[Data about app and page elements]
##########
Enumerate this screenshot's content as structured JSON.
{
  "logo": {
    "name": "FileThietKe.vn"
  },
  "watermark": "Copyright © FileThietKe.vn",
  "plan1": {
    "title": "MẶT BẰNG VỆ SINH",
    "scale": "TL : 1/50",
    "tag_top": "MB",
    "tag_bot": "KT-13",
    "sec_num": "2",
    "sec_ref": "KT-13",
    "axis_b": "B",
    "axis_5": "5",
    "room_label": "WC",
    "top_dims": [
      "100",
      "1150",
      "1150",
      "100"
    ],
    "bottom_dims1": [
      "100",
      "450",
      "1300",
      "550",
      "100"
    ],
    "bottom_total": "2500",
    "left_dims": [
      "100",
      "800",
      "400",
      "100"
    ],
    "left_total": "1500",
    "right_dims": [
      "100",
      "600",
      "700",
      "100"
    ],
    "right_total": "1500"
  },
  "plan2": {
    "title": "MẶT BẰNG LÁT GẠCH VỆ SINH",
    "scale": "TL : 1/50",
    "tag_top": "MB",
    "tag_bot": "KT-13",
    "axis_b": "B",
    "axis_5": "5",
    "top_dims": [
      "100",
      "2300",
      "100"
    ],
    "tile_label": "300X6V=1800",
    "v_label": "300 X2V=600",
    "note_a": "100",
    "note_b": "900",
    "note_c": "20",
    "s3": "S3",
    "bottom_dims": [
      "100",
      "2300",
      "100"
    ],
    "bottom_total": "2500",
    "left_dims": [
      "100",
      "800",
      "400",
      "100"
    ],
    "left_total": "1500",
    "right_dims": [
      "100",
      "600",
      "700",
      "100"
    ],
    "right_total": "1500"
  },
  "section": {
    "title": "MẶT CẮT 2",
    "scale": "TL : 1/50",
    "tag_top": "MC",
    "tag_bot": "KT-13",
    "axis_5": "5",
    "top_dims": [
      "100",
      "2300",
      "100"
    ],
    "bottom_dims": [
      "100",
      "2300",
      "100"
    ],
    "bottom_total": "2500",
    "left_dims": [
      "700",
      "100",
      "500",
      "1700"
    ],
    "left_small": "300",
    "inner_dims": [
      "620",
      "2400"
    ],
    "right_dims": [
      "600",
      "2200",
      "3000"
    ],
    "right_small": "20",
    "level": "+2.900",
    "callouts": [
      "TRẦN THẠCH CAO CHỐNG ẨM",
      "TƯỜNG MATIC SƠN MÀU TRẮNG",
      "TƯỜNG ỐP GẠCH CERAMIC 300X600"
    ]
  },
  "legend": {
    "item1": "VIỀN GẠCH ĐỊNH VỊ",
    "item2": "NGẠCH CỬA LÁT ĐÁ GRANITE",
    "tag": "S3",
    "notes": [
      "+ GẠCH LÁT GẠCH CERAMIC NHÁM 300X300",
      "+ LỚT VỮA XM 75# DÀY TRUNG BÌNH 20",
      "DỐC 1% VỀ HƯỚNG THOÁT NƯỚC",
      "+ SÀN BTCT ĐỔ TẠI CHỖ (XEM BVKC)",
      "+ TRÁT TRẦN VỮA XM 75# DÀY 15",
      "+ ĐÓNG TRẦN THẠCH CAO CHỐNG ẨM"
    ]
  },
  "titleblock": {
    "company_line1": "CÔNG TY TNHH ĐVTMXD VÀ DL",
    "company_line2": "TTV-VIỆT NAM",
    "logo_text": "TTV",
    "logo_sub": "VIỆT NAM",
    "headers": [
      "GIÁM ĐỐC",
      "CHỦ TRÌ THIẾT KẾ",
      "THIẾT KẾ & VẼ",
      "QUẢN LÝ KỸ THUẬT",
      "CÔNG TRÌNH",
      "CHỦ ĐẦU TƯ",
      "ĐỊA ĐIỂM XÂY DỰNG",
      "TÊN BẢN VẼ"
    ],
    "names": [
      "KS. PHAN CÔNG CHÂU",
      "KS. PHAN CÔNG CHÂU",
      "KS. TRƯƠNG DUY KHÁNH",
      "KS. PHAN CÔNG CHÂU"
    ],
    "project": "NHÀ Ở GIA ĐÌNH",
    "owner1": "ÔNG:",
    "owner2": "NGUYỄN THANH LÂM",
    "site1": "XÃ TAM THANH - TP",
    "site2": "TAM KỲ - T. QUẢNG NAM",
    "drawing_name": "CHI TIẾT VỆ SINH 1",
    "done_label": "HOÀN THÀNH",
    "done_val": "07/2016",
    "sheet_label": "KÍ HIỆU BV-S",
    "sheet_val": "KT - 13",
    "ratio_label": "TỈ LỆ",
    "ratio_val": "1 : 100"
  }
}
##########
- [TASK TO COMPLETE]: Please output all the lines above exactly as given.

- [ANSWER TO THIS TASK]:
Enumerate this screenshot's content as structured JSON.
{
  "logo": {
    "name": "FileThietKe.vn"
  },
  "watermark": "Copyright © FileThietKe.vn",
  "plan1": {
    "title": "MẶT BẰNG VỆ SINH",
    "scale": "TL : 1/50",
    "tag_top": "MB",
    "tag_bot": "KT-13",
    "sec_num": "2",
    "sec_ref": "KT-13",
    "axis_b": "B",
    "axis_5": "5",
    "room_label": "WC",
    "top_dims": [
      "100",
      "1150",
      "1150",
      "100"
    ],
    "bottom_dims1": [
      "100",
      "450",
      "1300",
      "550",
      "100"
    ],
    "bottom_total": "2500",
    "left_dims": [
      "100",
      "800",
      "400",
      "100"
    ],
    "left_total": "1500",
    "right_dims": [
      "100",
      "600",
      "700",
      "100"
    ],
    "right_total": "1500"
  },
  "plan2": {
    "title": "MẶT BẰNG LÁT GẠCH VỆ SINH",
    "scale": "TL : 1/50",
    "tag_top": "MB",
    "tag_bot": "KT-13",
    "axis_b": "B",
    "axis_5": "5",
    "top_dims": [
      "100",
      "2300",
      "100"
    ],
    "tile_label": "300X6V=1800",
    "v_label": "300 X2V=600",
    "note_a": "100",
    "note_b": "900",
    "note_c": "20",
    "s3": "S3",
    "bottom_dims": [
      "100",
      "2300",
      "100"
    ],
    "bottom_total": "2500",
    "left_dims": [
      "100",
      "800",
      "400",
      "100"
    ],
    "left_total": "1500",
    "right_dims": [
      "100",
      "600",
      "700",
      "100"
    ],
    "right_total": "1500"
  },
  "section": {
    "title": "MẶT CẮT 2",
    "scale": "TL : 1/50",
    "tag_top": "MC",
    "tag_bot": "KT-13",
    "axis_5": "5",
    "top_dims": [
      "100",
      "2300",
      "100"
    ],
    "bottom_dims": [
      "100",
      "2300",
      "100"
    ],
    "bottom_total": "2500",
    "left_dims": [
      "700",
      "100",
      "500",
      "1700"
    ],
    "left_small": "300",
    "inner_dims": [
      "620",
      "2400"
    ],
    "right_dims": [
      "600",
      "2200",
      "3000"
    ],
    "right_small": "20",
    "level": "+2.900",
    "callouts": [
      "TRẦN THẠCH CAO CHỐNG ẨM",
      "TƯỜNG MATIC SƠN MÀU TRẮNG",
      "TƯỜNG ỐP GẠCH CERAMIC 300X600"
    ]
  },
  "legend": {
    "item1": "VIỀN GẠCH ĐỊNH VỊ",
    "item2": "NGẠCH CỬA LÁT ĐÁ GRANITE",
    "tag": "S3",
    "notes": [
      "+ GẠCH LÁT GẠCH CERAMIC NHÁM 300X300",
      "+ LỚT VỮA XM 75# DÀY TRUNG BÌNH 20",
      "DỐC 1% VỀ HƯỚNG THOÁT NƯỚC",
      "+ SÀN BTCT ĐỔ TẠI CHỖ (XEM BVKC)",
      "+ TRÁT TRẦN VỮA XM 75# DÀY 15",
      "+ ĐÓNG TRẦN THẠCH CAO CHỐNG ẨM"
    ]
  },
  "titleblock": {
    "company_line1": "CÔNG TY TNHH ĐVTMXD VÀ DL",
    "company_line2": "TTV-VIỆT NAM",
    "logo_text": "TTV",
    "logo_sub": "VIỆT NAM",
    "headers": [
      "GIÁM ĐỐC",
      "CHỦ TRÌ THIẾT KẾ",
      "THIẾT KẾ & VẼ",
      "QUẢN LÝ KỸ THUẬT",
      "CÔNG TRÌNH",
      "CHỦ ĐẦU TƯ",
      "ĐỊA ĐIỂM XÂY DỰNG",
      "TÊN BẢN VẼ"
    ],
    "names": [
      "KS. PHAN CÔNG CHÂU",
      "KS. PHAN CÔNG CHÂU",
      "KS. TRƯƠNG DUY KHÁNH",
      "KS. PHAN CÔNG CHÂU"
    ],
    "project": "NHÀ Ở GIA ĐÌNH",
    "owner1": "ÔNG:",
    "owner2": "NGUYỄN THANH LÂM",
    "site1": "XÃ TAM THANH - TP",
    "site2": "TAM KỲ - T. QUẢNG NAM",
    "drawing_name": "CHI TIẾT VỆ SINH 1",
    "done_label": "HOÀN THÀNH",
    "done_val": "07/2016",
    "sheet_label": "KÍ HIỆU BV-S",
    "sheet_val": "KT - 13",
    "ratio_label": "TỈ LỆ",
    "ratio_val": "1 : 100"
  }
}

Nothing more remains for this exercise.